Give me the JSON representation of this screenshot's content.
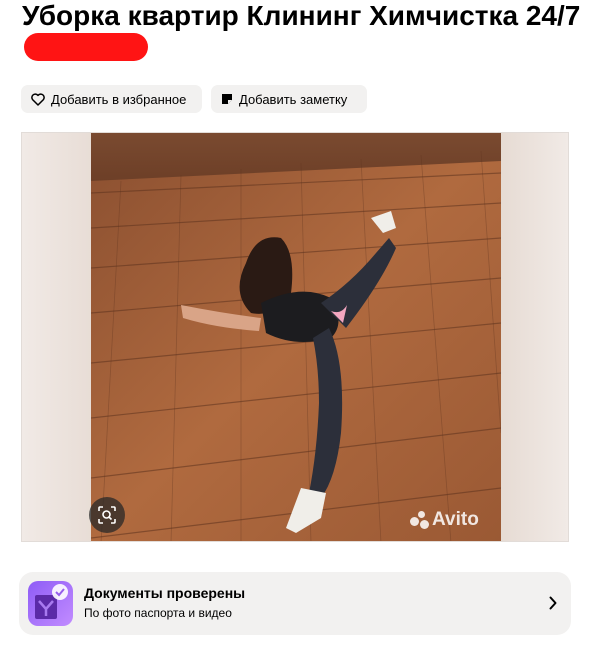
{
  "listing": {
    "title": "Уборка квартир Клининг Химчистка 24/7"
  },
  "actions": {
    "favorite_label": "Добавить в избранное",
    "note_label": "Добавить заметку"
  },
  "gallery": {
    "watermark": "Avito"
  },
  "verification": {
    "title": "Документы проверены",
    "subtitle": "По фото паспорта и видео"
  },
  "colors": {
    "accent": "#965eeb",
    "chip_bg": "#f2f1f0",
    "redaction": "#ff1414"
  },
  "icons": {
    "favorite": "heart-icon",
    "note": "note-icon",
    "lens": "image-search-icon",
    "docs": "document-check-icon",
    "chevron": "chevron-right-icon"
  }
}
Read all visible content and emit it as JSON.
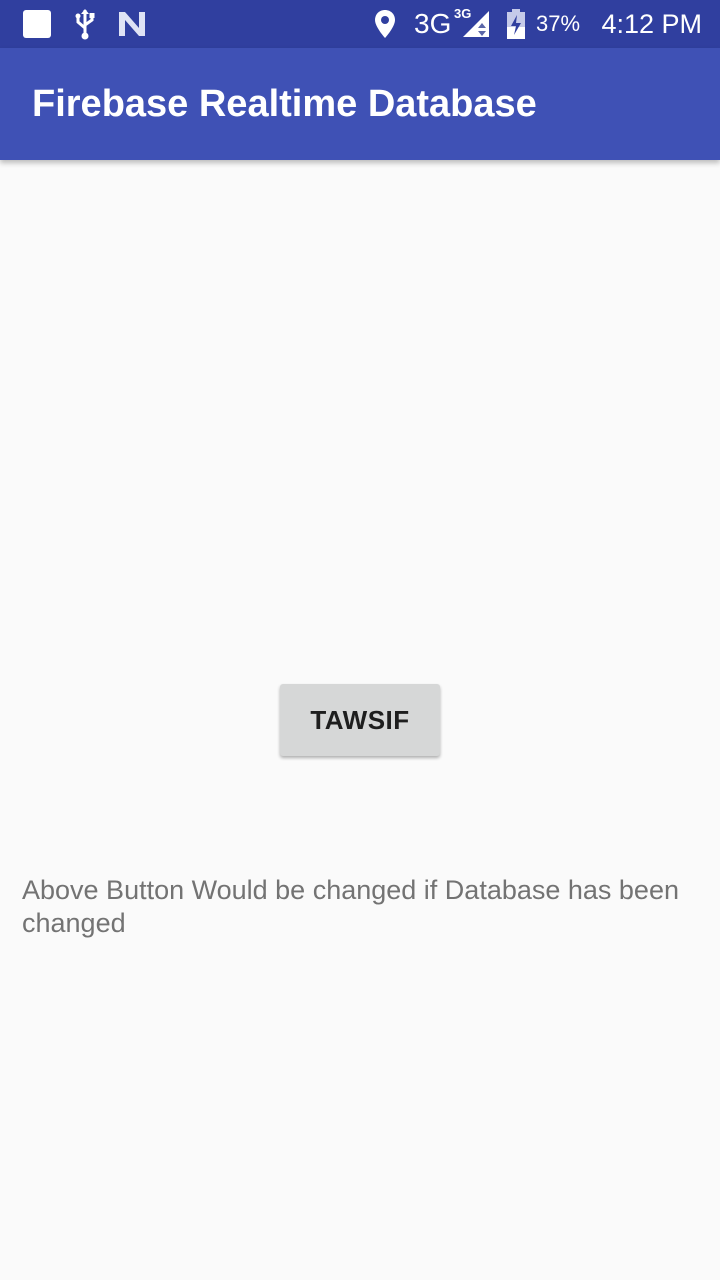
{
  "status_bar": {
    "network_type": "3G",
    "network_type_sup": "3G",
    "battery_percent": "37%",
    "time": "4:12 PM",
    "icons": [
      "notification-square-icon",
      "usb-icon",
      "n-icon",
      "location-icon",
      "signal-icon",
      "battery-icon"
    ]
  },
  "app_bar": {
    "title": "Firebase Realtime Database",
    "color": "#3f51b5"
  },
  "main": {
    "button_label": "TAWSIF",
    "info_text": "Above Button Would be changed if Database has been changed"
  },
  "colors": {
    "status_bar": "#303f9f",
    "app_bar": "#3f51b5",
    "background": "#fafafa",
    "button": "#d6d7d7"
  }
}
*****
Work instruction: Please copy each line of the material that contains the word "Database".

Answer to the problem:
    "title": "Firebase Realtime Database",
    "info_text": "Above Button Would be changed if Database has been changed"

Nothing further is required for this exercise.